_Stored dataset items_.
----------------

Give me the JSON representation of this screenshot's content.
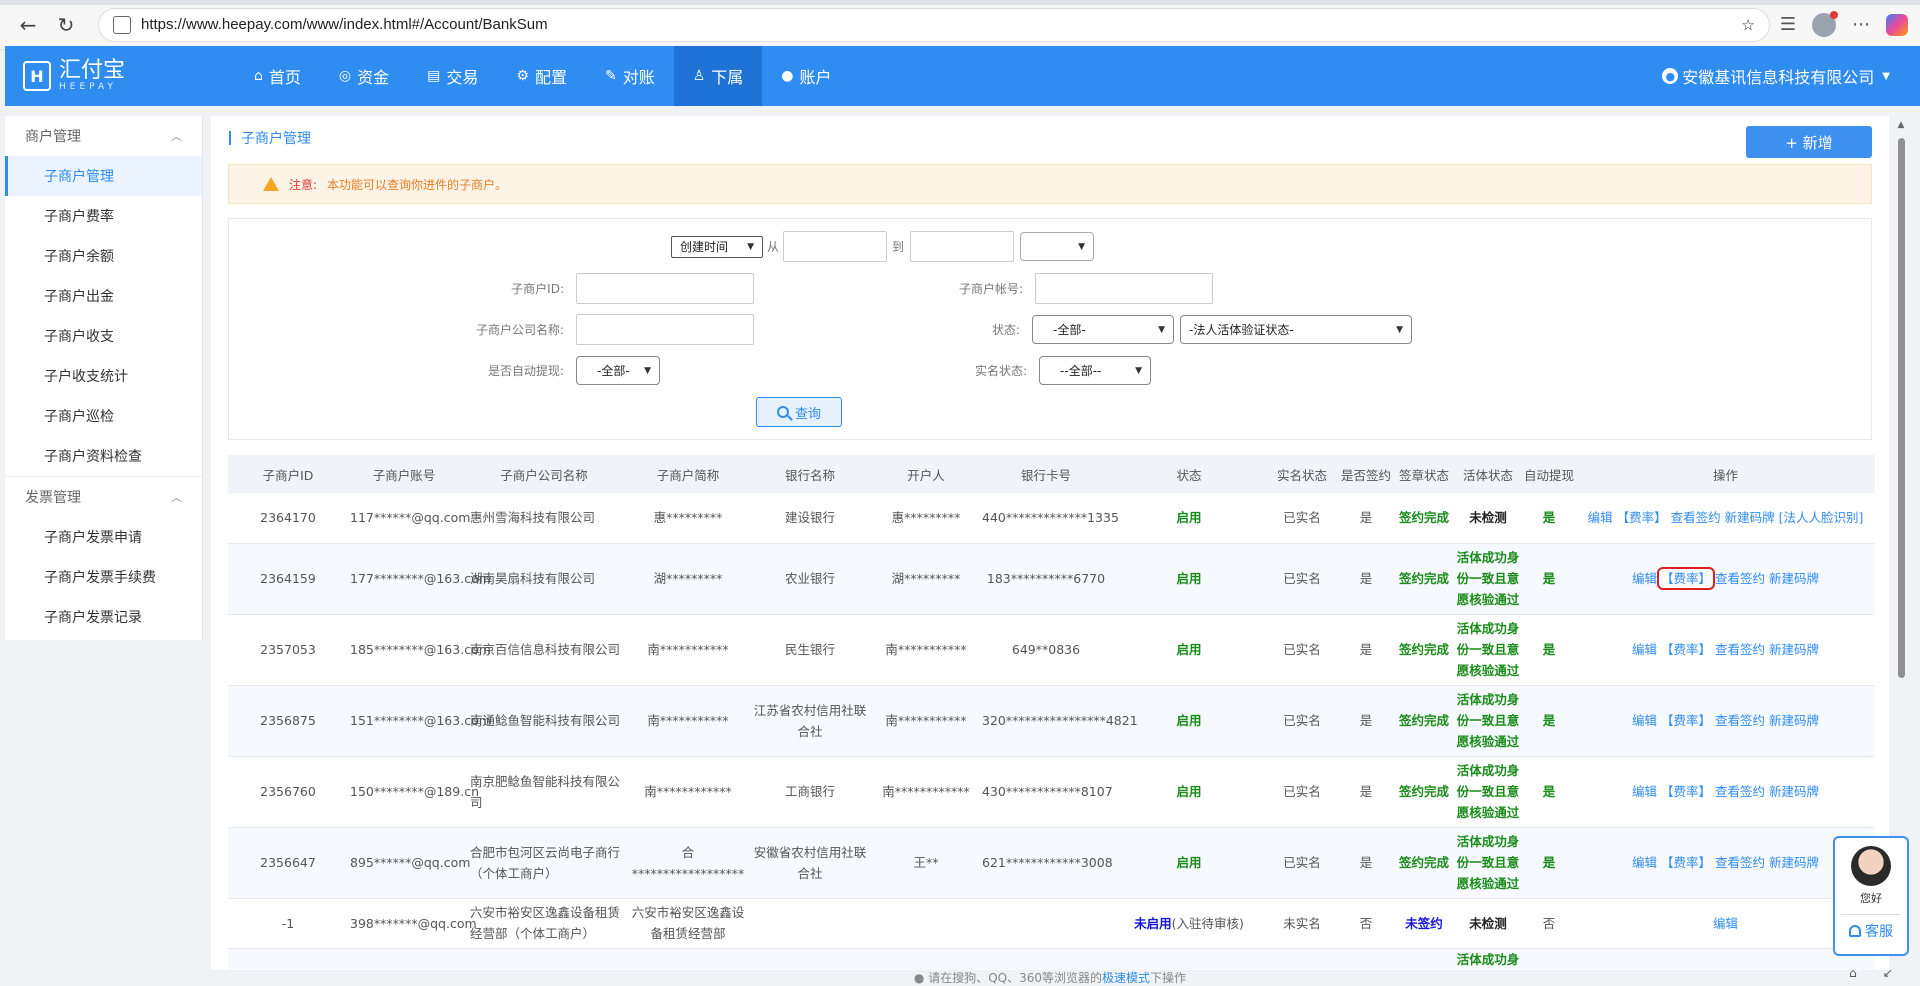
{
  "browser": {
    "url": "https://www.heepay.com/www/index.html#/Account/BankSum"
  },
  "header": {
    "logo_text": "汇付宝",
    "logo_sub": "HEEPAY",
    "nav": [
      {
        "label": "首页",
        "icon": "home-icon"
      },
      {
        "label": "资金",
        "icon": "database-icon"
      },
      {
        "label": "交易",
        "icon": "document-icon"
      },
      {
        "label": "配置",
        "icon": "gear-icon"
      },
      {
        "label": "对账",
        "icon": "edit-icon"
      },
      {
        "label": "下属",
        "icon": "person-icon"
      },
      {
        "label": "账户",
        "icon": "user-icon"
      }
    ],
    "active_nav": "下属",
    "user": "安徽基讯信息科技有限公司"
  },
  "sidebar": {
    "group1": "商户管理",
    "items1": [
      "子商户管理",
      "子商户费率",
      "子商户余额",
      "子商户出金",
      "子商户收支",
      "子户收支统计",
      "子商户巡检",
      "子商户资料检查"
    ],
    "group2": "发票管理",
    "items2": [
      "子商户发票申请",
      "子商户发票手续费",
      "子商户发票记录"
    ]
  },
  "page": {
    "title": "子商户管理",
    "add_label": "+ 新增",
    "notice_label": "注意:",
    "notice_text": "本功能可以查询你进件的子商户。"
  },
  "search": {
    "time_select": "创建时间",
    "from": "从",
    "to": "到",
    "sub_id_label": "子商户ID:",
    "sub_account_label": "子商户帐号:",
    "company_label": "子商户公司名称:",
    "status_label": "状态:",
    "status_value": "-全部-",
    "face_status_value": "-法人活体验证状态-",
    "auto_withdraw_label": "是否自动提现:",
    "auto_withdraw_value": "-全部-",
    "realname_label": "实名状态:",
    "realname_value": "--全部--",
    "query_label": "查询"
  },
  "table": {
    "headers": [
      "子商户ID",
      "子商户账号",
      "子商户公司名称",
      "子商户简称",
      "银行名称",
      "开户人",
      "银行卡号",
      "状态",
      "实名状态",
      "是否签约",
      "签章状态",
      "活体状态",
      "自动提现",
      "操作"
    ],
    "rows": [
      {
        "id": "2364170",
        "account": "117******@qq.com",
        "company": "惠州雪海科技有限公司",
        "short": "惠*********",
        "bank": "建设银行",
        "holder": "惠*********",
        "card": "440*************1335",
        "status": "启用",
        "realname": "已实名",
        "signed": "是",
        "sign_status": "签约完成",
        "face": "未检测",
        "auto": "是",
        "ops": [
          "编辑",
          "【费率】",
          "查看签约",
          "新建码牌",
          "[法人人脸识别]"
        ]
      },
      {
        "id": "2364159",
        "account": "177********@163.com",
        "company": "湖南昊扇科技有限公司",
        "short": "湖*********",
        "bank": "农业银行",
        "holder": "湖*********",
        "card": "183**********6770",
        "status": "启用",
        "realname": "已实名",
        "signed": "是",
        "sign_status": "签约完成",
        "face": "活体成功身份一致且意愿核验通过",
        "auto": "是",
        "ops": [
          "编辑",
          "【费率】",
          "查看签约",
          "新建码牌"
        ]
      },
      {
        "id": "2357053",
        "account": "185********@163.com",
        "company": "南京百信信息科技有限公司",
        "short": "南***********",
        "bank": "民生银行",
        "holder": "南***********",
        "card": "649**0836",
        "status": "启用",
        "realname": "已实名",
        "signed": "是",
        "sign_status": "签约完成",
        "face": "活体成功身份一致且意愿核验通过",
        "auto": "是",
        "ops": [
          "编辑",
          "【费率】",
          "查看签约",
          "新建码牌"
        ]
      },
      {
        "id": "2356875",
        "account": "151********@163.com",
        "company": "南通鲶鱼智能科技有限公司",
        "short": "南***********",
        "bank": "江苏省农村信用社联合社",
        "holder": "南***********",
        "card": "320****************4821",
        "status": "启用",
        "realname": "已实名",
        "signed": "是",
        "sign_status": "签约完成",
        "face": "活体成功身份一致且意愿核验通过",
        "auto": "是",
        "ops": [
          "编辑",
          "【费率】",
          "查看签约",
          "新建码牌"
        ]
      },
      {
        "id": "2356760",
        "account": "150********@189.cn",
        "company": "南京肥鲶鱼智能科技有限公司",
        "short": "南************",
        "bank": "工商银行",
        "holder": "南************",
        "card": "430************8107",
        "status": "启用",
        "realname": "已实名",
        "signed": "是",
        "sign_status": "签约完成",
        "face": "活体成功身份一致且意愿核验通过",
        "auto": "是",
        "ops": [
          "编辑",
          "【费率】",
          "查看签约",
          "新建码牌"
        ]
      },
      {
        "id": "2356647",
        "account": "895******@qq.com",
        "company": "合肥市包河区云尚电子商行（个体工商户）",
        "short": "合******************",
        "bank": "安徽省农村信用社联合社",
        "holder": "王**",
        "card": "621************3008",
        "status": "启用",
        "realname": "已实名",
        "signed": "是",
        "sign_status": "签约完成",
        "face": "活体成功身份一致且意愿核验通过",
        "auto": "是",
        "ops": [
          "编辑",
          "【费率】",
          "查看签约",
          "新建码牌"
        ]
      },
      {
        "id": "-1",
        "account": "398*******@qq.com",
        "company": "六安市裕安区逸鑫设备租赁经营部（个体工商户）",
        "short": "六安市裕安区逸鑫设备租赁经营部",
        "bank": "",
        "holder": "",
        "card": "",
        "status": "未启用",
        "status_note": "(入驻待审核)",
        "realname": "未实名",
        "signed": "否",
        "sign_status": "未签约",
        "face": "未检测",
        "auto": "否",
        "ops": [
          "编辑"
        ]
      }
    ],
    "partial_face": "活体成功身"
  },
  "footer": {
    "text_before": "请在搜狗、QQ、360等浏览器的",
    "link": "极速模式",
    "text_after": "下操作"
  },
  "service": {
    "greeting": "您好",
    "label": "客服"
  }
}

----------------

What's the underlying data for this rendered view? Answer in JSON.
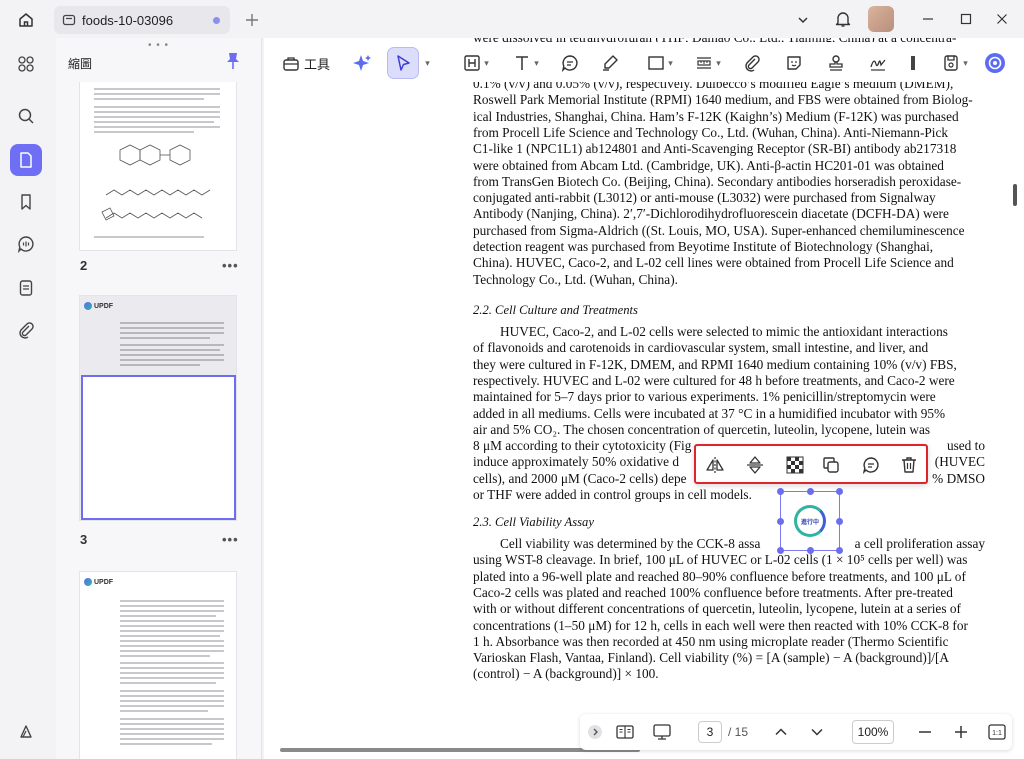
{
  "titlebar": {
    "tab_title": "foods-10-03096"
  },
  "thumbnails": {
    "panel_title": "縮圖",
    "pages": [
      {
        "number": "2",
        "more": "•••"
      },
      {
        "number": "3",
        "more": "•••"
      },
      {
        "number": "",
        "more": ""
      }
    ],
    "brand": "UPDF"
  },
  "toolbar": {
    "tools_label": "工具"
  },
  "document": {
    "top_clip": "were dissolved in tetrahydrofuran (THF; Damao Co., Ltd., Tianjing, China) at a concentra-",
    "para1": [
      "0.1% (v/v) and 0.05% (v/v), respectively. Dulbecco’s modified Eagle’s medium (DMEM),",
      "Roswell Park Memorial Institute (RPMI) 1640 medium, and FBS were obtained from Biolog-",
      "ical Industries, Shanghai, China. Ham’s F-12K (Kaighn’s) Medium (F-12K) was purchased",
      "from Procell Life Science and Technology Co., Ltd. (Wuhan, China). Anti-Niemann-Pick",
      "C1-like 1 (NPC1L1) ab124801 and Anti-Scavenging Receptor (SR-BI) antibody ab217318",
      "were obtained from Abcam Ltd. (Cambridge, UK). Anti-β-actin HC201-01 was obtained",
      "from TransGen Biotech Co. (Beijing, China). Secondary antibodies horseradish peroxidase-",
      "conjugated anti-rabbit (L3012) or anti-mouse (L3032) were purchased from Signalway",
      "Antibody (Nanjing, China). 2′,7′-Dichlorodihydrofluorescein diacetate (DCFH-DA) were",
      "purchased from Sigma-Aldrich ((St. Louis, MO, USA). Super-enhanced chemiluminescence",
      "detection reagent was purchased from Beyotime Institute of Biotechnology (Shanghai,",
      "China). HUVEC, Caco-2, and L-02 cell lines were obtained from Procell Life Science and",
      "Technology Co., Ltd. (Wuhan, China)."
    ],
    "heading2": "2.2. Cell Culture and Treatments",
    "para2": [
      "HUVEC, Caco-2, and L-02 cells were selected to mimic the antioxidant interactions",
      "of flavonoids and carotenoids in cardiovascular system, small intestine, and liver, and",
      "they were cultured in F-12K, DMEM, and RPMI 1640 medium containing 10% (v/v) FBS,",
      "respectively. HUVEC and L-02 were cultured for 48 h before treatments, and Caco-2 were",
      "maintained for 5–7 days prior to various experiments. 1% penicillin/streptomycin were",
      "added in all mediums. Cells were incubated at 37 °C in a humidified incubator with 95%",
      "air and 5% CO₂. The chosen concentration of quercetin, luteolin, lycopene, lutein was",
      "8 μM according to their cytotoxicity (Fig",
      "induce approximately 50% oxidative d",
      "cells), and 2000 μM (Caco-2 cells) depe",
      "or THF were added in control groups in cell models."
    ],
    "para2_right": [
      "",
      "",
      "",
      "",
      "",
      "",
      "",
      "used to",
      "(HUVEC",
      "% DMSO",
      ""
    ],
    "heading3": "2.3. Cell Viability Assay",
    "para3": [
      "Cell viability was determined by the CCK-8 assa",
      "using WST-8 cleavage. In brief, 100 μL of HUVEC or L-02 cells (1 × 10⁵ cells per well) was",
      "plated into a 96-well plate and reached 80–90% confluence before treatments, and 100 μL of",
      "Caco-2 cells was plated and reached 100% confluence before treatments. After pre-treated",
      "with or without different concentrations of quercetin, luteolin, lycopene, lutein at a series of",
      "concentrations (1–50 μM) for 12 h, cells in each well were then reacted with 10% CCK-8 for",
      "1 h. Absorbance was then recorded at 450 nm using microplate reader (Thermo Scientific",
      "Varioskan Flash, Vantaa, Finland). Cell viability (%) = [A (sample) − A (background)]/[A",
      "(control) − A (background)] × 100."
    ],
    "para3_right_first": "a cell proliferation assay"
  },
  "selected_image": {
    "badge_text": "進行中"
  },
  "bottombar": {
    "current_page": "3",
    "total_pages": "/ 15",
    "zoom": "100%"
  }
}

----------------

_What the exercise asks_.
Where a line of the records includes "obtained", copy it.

_Response area_.
      "Roswell Park Memorial Institute (RPMI) 1640 medium, and FBS were obtained from Biolog-",
      "were obtained from Abcam Ltd. (Cambridge, UK). Anti-β-actin HC201-01 was obtained",
      "China). HUVEC, Caco-2, and L-02 cell lines were obtained from Procell Life Science and",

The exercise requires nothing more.